For this exercise, output every line of the data as it stands.

++++++

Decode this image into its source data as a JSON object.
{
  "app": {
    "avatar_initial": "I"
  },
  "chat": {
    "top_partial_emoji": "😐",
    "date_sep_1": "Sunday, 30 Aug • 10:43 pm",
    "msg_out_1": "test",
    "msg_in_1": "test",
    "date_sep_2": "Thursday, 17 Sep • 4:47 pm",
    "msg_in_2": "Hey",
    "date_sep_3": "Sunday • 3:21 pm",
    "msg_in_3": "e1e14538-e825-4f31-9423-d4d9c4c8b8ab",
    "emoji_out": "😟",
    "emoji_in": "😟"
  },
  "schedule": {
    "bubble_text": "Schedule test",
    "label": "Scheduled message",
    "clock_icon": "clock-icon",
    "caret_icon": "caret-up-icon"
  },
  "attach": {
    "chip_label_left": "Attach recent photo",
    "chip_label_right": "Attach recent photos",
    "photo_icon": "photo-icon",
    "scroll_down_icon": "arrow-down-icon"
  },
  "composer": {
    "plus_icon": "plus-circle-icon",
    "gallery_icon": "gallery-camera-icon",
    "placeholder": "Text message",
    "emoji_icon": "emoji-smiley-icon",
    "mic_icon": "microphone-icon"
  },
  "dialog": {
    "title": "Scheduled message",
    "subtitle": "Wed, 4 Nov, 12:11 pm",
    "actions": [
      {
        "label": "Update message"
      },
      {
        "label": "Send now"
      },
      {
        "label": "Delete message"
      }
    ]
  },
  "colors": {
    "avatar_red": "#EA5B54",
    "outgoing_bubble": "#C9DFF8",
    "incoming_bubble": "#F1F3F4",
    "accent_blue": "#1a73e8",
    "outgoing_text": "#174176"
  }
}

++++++

# Output of the task:
Decode this image into its source data as a JSON object.
{
  "app": {
    "avatar_initial": "I"
  },
  "chat": {
    "top_partial_emoji": "😐",
    "date_sep_1": "Sunday, 30 Aug • 10:43 pm",
    "msg_out_1": "test",
    "msg_in_1": "test",
    "date_sep_2": "Thursday, 17 Sep • 4:47 pm",
    "msg_in_2": "Hey",
    "date_sep_3": "Sunday • 3:21 pm",
    "msg_in_3": "e1e14538-e825-4f31-9423-d4d9c4c8b8ab",
    "emoji_out": "😟",
    "emoji_in": "😟"
  },
  "schedule": {
    "bubble_text": "Schedule test",
    "label": "Scheduled message",
    "clock_icon": "clock-icon",
    "caret_icon": "caret-up-icon"
  },
  "attach": {
    "chip_label_left": "Attach recent photo",
    "chip_label_right": "Attach recent photos",
    "photo_icon": "photo-icon",
    "scroll_down_icon": "arrow-down-icon"
  },
  "composer": {
    "plus_icon": "plus-circle-icon",
    "gallery_icon": "gallery-camera-icon",
    "placeholder": "Text message",
    "emoji_icon": "emoji-smiley-icon",
    "mic_icon": "microphone-icon"
  },
  "dialog": {
    "title": "Scheduled message",
    "subtitle": "Wed, 4 Nov, 12:11 pm",
    "actions": [
      {
        "label": "Update message"
      },
      {
        "label": "Send now"
      },
      {
        "label": "Delete message"
      }
    ]
  },
  "colors": {
    "avatar_red": "#EA5B54",
    "outgoing_bubble": "#C9DFF8",
    "incoming_bubble": "#F1F3F4",
    "accent_blue": "#1a73e8",
    "outgoing_text": "#174176"
  }
}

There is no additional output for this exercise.